§ HOW TO COMPLETE THIS TASK
Establish how many lines in the material include the string "스커트입니다" and report it as a lone number.

§ RECORDED INFORMATION
◆ ◆ ◆ ◆

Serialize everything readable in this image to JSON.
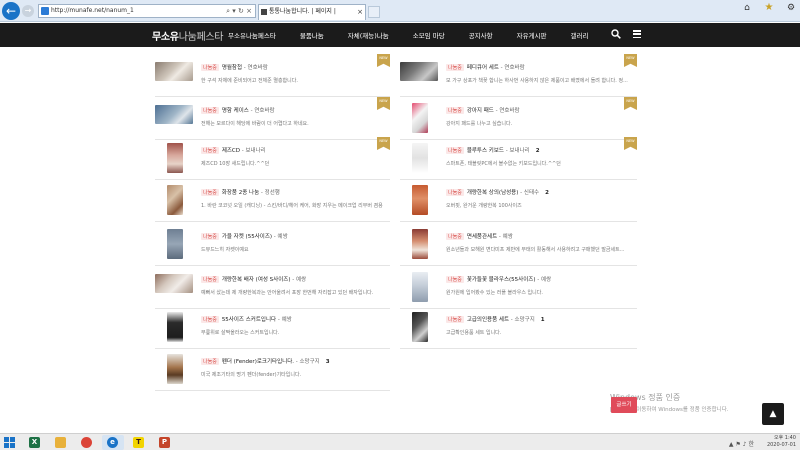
{
  "browser": {
    "address": "http://munafe.net/nanum_1",
    "tab_title": "통통나눔합니다. | 페이지 |",
    "tab_close": "×",
    "back": "←",
    "forward": "→",
    "addr_tools": "⌕ ▾ ↻ ×",
    "controls": [
      "⌂",
      "★",
      "⚙"
    ]
  },
  "site": {
    "logo_main": "무소유",
    "logo_accent": "나눔페스타",
    "menu": [
      "무소유나눔페스타",
      "물품나눔",
      "자체(재능)나눔",
      "소모임 마당",
      "공지사항",
      "자유게시판",
      "갤러리"
    ]
  },
  "left_cards": [
    {
      "tag": "나눔중",
      "title": "명월참첩",
      "author": " - 연호바람",
      "desc": "한 구석 자체에 준비되어고 전체준 멸층합니다.",
      "ribbon": "NEW",
      "thumb": "gloves"
    },
    {
      "tag": "나눔중",
      "title": "명함 케이스",
      "author": " - 연호바람",
      "desc": "전해는 모르다이 해당에 바람이 더 어렵다고 하네요.",
      "ribbon": "NEW",
      "thumb": "case"
    },
    {
      "tag": "나눔중",
      "title": "제즈CD",
      "author": " - 보내나리",
      "desc": "제즈CD 10장 새드립니다.^^던",
      "ribbon": "NEW",
      "thumb": "cd"
    },
    {
      "tag": "나눔중",
      "title": "화장품 2종 나눔",
      "author": " - 정선행",
      "desc": "1. 바란 코코넛 오일 (캐디닝) - 스킨/바디/헤어 케어, 화장 지우는 메이크업 리무버 겸용",
      "ribbon": "",
      "thumb": "cosmetic"
    },
    {
      "tag": "나눔중",
      "title": "가을 자켓 (55사이즈)",
      "author": " - 예쌍",
      "desc": "드뷰드느히 자켓이예요",
      "ribbon": "",
      "thumb": "jacket"
    },
    {
      "tag": "나눔중",
      "title": "개량한복 배자 (여성 S사이즈)",
      "author": " - 예쌍",
      "desc": "예뻐서 샀는데 제 개량한복과는 안어울려서 포장 한번해 자리잡고 있던 배자입니다.",
      "ribbon": "",
      "thumb": "vest"
    },
    {
      "tag": "나눔중",
      "title": "55사이즈 스커트입니다",
      "author": " - 예쌍",
      "desc": "무릎위로 살짝올라오는 스커트입니다.",
      "ribbon": "",
      "thumb": "skirt"
    },
    {
      "tag": "나눔중",
      "title": "펜더 (Fender)로크기타입니다.",
      "author": " - 소망구지",
      "count": "3",
      "desc": "미국 제조기타의 명기 펜더(fender)기타입니다.",
      "ribbon": "",
      "thumb": "guitar"
    }
  ],
  "right_cards": [
    {
      "tag": "나눔중",
      "title": "페디큐어 세트",
      "author": " - 연호바람",
      "desc": "모 가구 상포가 책꽂 합니는 하사번 사용하지 않은 제품이고 배꼈에서 돌려 합니다. 정...",
      "ribbon": "NEW",
      "thumb": "pedicure"
    },
    {
      "tag": "나눔중",
      "title": "강아지 패드",
      "author": " - 연호바람",
      "desc": "강아지 패드를 나누고 싶습니다.",
      "ribbon": "NEW",
      "thumb": "pad"
    },
    {
      "tag": "나눔중",
      "title": "블루투스 키보드",
      "author": " - 보내나리",
      "count": "2",
      "desc": "스마트폰, 태블릿PC에서 블수없는 키보드입니다.^^던",
      "ribbon": "NEW",
      "thumb": "keyboard"
    },
    {
      "tag": "나눔중",
      "title": "개량한복 상의(남성용)",
      "author": " - 신태수",
      "count": "2",
      "desc": "오버핏, 완거운 개량한복 100사이즈",
      "ribbon": "",
      "thumb": "hanbok"
    },
    {
      "tag": "나눔중",
      "title": "면세품관세트",
      "author": " - 예쌍",
      "desc": "원소년들과 모해원 변다미프 제반에 무태의 활동해서 사용하려고 구매했던 말금세트...",
      "ribbon": "",
      "thumb": "beauty"
    },
    {
      "tag": "나눔중",
      "title": "꽃가들꽃 블라우스(55사이즈)",
      "author": " - 예쌍",
      "desc": "원가원에 입어봤수 있는 러플 블라우스 입니다.",
      "ribbon": "",
      "thumb": "blouse"
    },
    {
      "tag": "나눔중",
      "title": "고급의인용품 세트",
      "author": " - 소망구지",
      "count": "1",
      "desc": "고급확인용품 세트 입니다.",
      "ribbon": "",
      "thumb": "watch"
    }
  ],
  "watermark": {
    "line1": "Windows 정품 인증",
    "line2": "[설정]으로 이동하여 Windows를 정품 인증합니다."
  },
  "fab_red_label": "글쓰기",
  "fab_top_label": "▲",
  "tray": {
    "time": "오후 1:40",
    "date": "2020-07-01",
    "icons": "▲ ⚑ ♪ 한"
  }
}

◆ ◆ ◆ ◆

§ RESULT
2